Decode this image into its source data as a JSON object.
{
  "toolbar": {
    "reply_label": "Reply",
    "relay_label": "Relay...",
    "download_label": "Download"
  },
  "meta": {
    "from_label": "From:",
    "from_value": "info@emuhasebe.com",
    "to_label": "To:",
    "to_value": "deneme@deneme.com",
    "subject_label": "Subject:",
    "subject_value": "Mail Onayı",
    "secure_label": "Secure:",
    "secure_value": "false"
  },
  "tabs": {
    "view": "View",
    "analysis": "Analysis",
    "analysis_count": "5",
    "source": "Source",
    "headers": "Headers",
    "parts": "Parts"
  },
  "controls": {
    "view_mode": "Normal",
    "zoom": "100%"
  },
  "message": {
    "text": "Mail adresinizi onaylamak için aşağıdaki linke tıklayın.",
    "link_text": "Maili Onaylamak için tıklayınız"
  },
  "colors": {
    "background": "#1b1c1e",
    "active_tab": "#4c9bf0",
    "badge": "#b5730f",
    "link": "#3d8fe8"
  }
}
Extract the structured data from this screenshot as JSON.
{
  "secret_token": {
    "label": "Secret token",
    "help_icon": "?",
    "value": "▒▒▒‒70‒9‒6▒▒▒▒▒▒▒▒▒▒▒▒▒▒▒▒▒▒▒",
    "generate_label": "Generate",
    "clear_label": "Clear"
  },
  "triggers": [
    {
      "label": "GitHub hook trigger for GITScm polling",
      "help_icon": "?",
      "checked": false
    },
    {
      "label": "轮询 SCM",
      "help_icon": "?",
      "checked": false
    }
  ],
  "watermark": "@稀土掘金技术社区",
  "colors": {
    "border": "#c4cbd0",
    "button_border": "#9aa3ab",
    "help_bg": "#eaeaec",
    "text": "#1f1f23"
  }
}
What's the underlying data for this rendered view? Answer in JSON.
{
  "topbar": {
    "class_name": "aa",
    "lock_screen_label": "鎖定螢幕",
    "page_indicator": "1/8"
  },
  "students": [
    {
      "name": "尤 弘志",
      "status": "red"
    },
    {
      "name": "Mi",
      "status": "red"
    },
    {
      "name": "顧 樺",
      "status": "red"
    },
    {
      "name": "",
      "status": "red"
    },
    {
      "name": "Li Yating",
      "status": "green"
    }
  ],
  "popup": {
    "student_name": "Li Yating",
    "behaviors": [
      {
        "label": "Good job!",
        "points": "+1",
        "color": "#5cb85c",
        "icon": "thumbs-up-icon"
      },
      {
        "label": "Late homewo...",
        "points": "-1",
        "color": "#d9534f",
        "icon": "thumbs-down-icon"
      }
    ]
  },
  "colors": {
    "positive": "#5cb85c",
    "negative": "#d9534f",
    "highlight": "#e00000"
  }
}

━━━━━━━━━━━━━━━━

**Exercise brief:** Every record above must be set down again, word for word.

**Result of this exercise:**
Decode this image into its source data as a JSON object.
{
  "toolbar": {
    "reply_label": "Reply",
    "relay_label": "Relay...",
    "download_label": "Download"
  },
  "meta": {
    "from_label": "From:",
    "from_value": "info@emuhasebe.com",
    "to_label": "To:",
    "to_value": "deneme@deneme.com",
    "subject_label": "Subject:",
    "subject_value": "Mail Onayı",
    "secure_label": "Secure:",
    "secure_value": "false"
  },
  "tabs": {
    "view": "View",
    "analysis": "Analysis",
    "analysis_count": "5",
    "source": "Source",
    "headers": "Headers",
    "parts": "Parts"
  },
  "controls": {
    "view_mode": "Normal",
    "zoom": "100%"
  },
  "message": {
    "text": "Mail adresinizi onaylamak için aşağıdaki linke tıklayın.",
    "link_text": "Maili Onaylamak için tıklayınız"
  },
  "colors": {
    "background": "#1b1c1e",
    "active_tab": "#4c9bf0",
    "badge": "#b5730f",
    "link": "#3d8fe8"
  }
}
Extract the structured data from this screenshot as JSON.
{
  "secret_token": {
    "label": "Secret token",
    "help_icon": "?",
    "value": "▒▒▒‒70‒9‒6▒▒▒▒▒▒▒▒▒▒▒▒▒▒▒▒▒▒▒",
    "generate_label": "Generate",
    "clear_label": "Clear"
  },
  "triggers": [
    {
      "label": "GitHub hook trigger for GITScm polling",
      "help_icon": "?",
      "checked": false
    },
    {
      "label": "轮询 SCM",
      "help_icon": "?",
      "checked": false
    }
  ],
  "watermark": "@稀土掘金技术社区",
  "colors": {
    "border": "#c4cbd0",
    "button_border": "#9aa3ab",
    "help_bg": "#eaeaec",
    "text": "#1f1f23"
  }
}
What's the underlying data for this rendered view? Answer in JSON.
{
  "topbar": {
    "class_name": "aa",
    "lock_screen_label": "鎖定螢幕",
    "page_indicator": "1/8"
  },
  "students": [
    {
      "name": "尤 弘志",
      "status": "red"
    },
    {
      "name": "Mi",
      "status": "red"
    },
    {
      "name": "顧 樺",
      "status": "red"
    },
    {
      "name": "",
      "status": "red"
    },
    {
      "name": "Li Yating",
      "status": "green"
    }
  ],
  "popup": {
    "student_name": "Li Yating",
    "behaviors": [
      {
        "label": "Good job!",
        "points": "+1",
        "color": "#5cb85c",
        "icon": "thumbs-up-icon"
      },
      {
        "label": "Late homewo...",
        "points": "-1",
        "color": "#d9534f",
        "icon": "thumbs-down-icon"
      }
    ]
  },
  "colors": {
    "positive": "#5cb85c",
    "negative": "#d9534f",
    "highlight": "#e00000"
  }
}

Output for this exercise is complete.